    I've been doing a undergraduate Bach of education for six years pt. 25 subjects down, 7 to go. I started when ds was 2 and dd was 6months. They are now yr3 and yr1 and I have ds 3 yr old and dd 20month old. I do little bits whenever I can. Listen to lectures whilst cooking or folding clothes and assignments at lunchtime rest. I'm useless most nights. No. 3&4 started daycare 2 days a week at the start of sem1 as I was getting really overwhelmed. I'm struggling at the moment but I always find the first 4weeks tough going.

  10. #20
    Join Date
    Jul 2016
    Posts
    3
    Thanks
    0
    Thanked
    0
    Reviews
    0
    The Master of Counselling full time load is 2 subjects per semester. I've enrolled in 2, but now I'm seeing the content I'm having massive doubts. 2x4000 word essays and 2x5000 word essays between now and October with 3 kids and 1.5 days at work. The struggle and tension between parenting and ambition is real. Pace is the key I guess.


 

Similar Threads
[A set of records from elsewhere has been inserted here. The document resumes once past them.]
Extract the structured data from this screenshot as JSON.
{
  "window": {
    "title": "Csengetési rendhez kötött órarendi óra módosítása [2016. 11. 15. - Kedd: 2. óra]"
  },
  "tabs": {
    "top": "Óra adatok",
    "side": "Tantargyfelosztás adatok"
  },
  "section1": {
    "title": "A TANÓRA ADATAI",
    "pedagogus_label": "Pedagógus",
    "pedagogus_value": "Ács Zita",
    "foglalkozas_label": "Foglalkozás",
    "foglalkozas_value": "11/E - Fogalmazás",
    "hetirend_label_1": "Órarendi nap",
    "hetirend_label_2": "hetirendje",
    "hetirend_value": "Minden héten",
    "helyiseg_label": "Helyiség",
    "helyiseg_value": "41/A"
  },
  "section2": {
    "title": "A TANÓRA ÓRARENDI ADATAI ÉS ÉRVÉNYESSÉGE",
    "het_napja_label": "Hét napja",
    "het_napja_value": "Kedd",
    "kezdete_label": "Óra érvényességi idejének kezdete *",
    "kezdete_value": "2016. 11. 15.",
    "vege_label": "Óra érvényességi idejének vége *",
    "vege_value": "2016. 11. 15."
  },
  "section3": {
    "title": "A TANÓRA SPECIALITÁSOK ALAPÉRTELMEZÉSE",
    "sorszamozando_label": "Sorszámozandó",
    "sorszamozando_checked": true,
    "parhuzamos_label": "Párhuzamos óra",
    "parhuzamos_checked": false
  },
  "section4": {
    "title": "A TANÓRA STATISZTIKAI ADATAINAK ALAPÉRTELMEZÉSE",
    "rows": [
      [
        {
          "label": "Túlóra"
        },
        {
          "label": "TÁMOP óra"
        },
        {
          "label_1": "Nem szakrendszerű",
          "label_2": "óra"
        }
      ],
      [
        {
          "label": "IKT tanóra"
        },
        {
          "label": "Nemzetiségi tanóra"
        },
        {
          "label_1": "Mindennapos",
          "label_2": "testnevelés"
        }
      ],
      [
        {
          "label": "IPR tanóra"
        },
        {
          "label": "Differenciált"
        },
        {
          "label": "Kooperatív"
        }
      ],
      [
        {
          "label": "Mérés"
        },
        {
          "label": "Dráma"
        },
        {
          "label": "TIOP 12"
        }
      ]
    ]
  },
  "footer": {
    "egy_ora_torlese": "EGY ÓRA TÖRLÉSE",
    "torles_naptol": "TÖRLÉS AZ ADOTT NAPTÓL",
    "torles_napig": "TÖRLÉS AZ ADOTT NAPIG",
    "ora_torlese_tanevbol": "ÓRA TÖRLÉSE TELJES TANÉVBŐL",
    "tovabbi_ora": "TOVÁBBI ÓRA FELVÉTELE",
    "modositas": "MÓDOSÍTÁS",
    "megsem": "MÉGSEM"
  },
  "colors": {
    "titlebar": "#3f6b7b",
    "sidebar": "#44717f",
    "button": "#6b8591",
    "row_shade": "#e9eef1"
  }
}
  1. Bedtimes when kids are differnt ages?
    By CleverClogs in forum General Parenting Tips, Advice & Chat
    Replies: 5
    Last Post: 03-02-2016, 10:49
  2. Age of kids out alone/with same ages (NSW)
    By DT75 in forum General Parenting Tips, Advice & Chat
    Replies: 54
    Last Post: 10-09-2015, 13:50
  3. Who to study with
    By Purple Poppy in forum Hubbers who are studying
    Replies: 8
    Last Post: 07-09-2015, 15:21
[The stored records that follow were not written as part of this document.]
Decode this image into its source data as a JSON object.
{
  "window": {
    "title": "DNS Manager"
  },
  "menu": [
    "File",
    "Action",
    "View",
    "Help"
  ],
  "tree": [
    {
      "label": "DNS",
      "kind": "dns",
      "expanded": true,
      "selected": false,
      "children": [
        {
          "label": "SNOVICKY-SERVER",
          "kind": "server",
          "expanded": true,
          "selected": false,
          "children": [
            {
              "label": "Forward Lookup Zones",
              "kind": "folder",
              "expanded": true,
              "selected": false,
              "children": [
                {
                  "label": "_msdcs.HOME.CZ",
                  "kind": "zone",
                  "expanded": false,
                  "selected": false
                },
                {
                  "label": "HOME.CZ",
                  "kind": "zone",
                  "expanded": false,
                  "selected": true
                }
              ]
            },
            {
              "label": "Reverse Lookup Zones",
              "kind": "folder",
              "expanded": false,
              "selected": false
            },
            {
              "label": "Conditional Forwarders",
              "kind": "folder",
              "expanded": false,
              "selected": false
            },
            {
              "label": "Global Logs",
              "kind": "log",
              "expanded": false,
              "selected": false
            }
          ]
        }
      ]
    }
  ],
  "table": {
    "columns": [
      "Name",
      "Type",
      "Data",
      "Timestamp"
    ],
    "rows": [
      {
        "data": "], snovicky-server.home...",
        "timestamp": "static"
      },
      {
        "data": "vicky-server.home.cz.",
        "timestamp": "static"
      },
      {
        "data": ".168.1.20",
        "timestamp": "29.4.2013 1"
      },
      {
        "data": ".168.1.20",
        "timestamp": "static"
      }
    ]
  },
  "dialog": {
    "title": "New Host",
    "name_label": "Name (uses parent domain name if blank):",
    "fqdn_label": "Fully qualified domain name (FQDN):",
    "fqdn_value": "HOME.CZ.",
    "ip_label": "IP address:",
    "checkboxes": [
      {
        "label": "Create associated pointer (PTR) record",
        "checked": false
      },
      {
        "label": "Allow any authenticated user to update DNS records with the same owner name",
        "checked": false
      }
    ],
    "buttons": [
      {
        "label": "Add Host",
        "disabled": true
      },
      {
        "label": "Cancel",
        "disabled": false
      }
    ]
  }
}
Posting Permissions

  • You may not post new threads
  • You may not post replies
  • You may not post attachments
  • You may not edit your posts
free weekly newsletters | sign up now!
who are these people who write great posts? meet our hubbub authors!
Learn how you can contribute to the hubbub!

reviews
learn how you can become a reviewer!

competitions

forum - chatting now
christmas gift guidesee all Red Stocking
Boody Organic Bamboo Baby Wear
Softer than your bub's bum Boody Organic Bamboo Baby Wear
Australia's favourite eco brand has delivered a gorgeous baby collection. Made from organic bamboo, Boody's extraordinarily soft and stretchy, skin-friendly tops, bottoms, onesies, bibs and wraps don't 'cost the earth'. Get 20% OFF! Code BUBHUB16.
sales & new stuffsee all
True Fairies
True Fairies is the first interactive website where children can engage and speak with a real fairy through the unique webcam fairy portal. Each session is tailored to the child, and is filled with enchantment and magic.
Visit website to find out more!
featured supporter
gotcha
X

Pregnant for the first-time?

Not sure where to start? We can help!

Our Insider Programs for pregnancy first-timers will lead you step-by-step through the 14 Pregnancy Must Dos!